While the military strives to be as accurate as possible in the creation and maintenance of military records, errors and injustices can and do occur. In some cases, these errors are minor clerical inaccuracies, such as misspellings, incorrect dates, or improperly recorded details of service. In other cases, the errors are much more severe.
It is possible for your military record to contain inaccurate service evaluations, or parts of your record may have been created by a military service member who lacked the ability, qualifications, or authority to create those aspects of your record. You may have noticed an error in your military record that is as simple as a misspelling, but it is also possible to request more substantial changes to your military record. For example, if you were discharged under Dishonorable or Other Than Honorable conditions but believe that your punishment was too severe, applying for a change to your military record could secure a modification to your characterization of service.
There are many reasons former service members and their family members seek changes to military records. In some cases, it is simply a matter of principle to wish to correct an inaccuracy, error, or injustice. In other cases, correcting a military record can allow the service member in question to take advantage of military benefits that would otherwise be closed to them. Some of the potential benefits of correcting a military record include:
If you wish to take advantage of these benefits, it is vital to start the application process as soon as possible. The branches of the military use the DD-149 form to process applications for corrections to military records. An experienced military attorney can help you complete this form and gather the supporting documentation you will need to submit with your application.
It is highly advised by every branch of the military for any service member who wishes to change their military record to work with an experienced military attorney. The correction process may seem straightforward on the surface, but the reality is that these proceedings involve complex procedures and are more in-depth than standard appeals. Your military attorney can provide valuable guidance as you navigate this complex process and increase your chances of successfully changing your military record.
Your attorney will help you complete your DD-149 form, gather all supplemental information you must include with the form, and provide legal counsel throughout the proceedings that will follow your submission of your DD-149 form.
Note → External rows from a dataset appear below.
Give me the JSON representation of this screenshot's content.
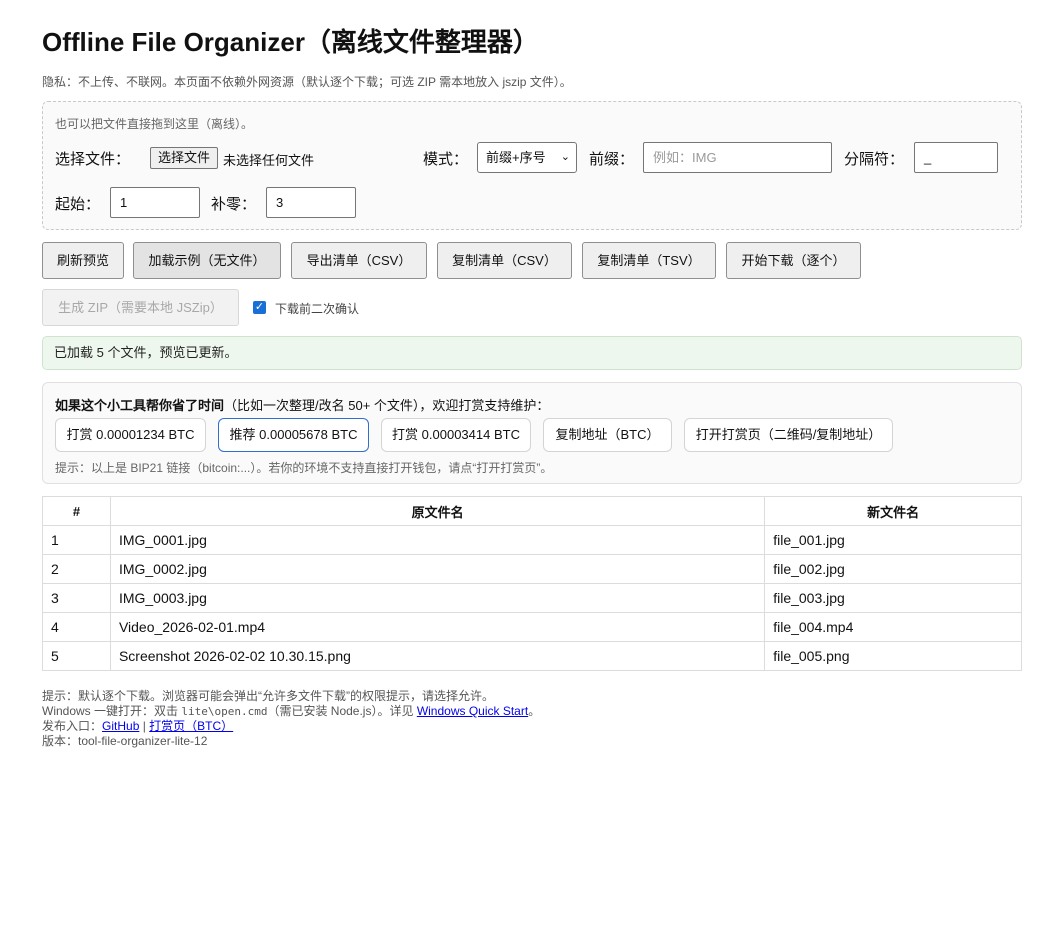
{
  "title": "Offline File Organizer（离线文件整理器）",
  "privacy": "隐私：不上传、不联网。本页面不依赖外网资源（默认逐个下载；可选 ZIP 需本地放入 jszip 文件）。",
  "dropzone": {
    "hint": "也可以把文件直接拖到这里（离线）。",
    "file_label": "选择文件：",
    "file_button": "选择文件",
    "file_status": "未选择任何文件",
    "mode_label": "模式：",
    "mode_value": "前缀+序号",
    "prefix_label": "前缀：",
    "prefix_placeholder": "例如：IMG",
    "sep_label": "分隔符：",
    "sep_value": "_",
    "start_label": "起始：",
    "start_value": "1",
    "pad_label": "补零：",
    "pad_value": "3"
  },
  "actions": {
    "refresh": "刷新预览",
    "load_sample": "加载示例（无文件）",
    "export_csv": "导出清单（CSV）",
    "copy_csv": "复制清单（CSV）",
    "copy_tsv": "复制清单（TSV）",
    "download": "开始下载（逐个）",
    "zip": "生成 ZIP（需要本地 JSZip）",
    "confirm_label": "下载前二次确认",
    "confirm_checked": true
  },
  "status": "已加载 5 个文件，预览已更新。",
  "donate": {
    "title_bold": "如果这个小工具帮你省了时间",
    "title_rest": "（比如一次整理/改名 50+ 个文件），欢迎打赏支持维护：",
    "buttons": [
      "打赏 0.00001234 BTC",
      "推荐 0.00005678 BTC",
      "打赏 0.00003414 BTC",
      "复制地址（BTC）",
      "打开打赏页（二维码/复制地址）"
    ],
    "tip": "提示：以上是 BIP21 链接（bitcoin:...）。若你的环境不支持直接打开钱包，请点“打开打赏页”。"
  },
  "table": {
    "headers": [
      "#",
      "原文件名",
      "新文件名"
    ],
    "rows": [
      [
        "1",
        "IMG_0001.jpg",
        "file_001.jpg"
      ],
      [
        "2",
        "IMG_0002.jpg",
        "file_002.jpg"
      ],
      [
        "3",
        "IMG_0003.jpg",
        "file_003.jpg"
      ],
      [
        "4",
        "Video_2026-02-01.mp4",
        "file_004.mp4"
      ],
      [
        "5",
        "Screenshot 2026-02-02 10.30.15.png",
        "file_005.png"
      ]
    ]
  },
  "footer": {
    "line1": "提示：默认逐个下载。浏览器可能会弹出“允许多文件下载”的权限提示，请选择允许。",
    "line2_pre": "Windows 一键打开：双击 ",
    "line2_code": "lite\\open.cmd",
    "line2_mid": "（需已安装 Node.js）。详见 ",
    "line2_link": "Windows Quick Start",
    "line2_end": "。",
    "line3_pre": "发布入口：",
    "line3_link1": "GitHub",
    "line3_sep": " | ",
    "line3_link2": "打赏页（BTC）",
    "line4": "版本：tool-file-organizer-lite-12"
  }
}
The Board of Corrections of Military Records for each branch of the US military has the authority to:
No matter the type of changes you seek to your military record, an experienced attorney can provide the best chance of securing those changes in an efficient manner.
While it is possible to circumvent the standard three-year time limit for requesting a change to your military record, it is best to begin the process as quickly as possible once you discover an error or injustice included in your military record. It is easy to feel lost and helpless when you confront the steps you must complete to secure a positive change to your military record. This is why your military lawyer is so crucial to your success.
At Aaron Meyer Law, we understand the complications an erroneous or unjust military record can cause. Our firm has years of experience helping military service members from all branches of the United States Armed Forces secure changes to their military records. When you need legal counsel to navigate this complicated process, you can rely on Aaron Meyer Law to provide comprehensive, responsive, and detail-oriented guidance through every phase of your case. If you have discovered any issue with your military record and believe a formal change to your record could improve your life, contact Aaron Meyer Law today to learn more about how we can assist you.
Fields Marked With An “*” Are Required
"*" indicates required fields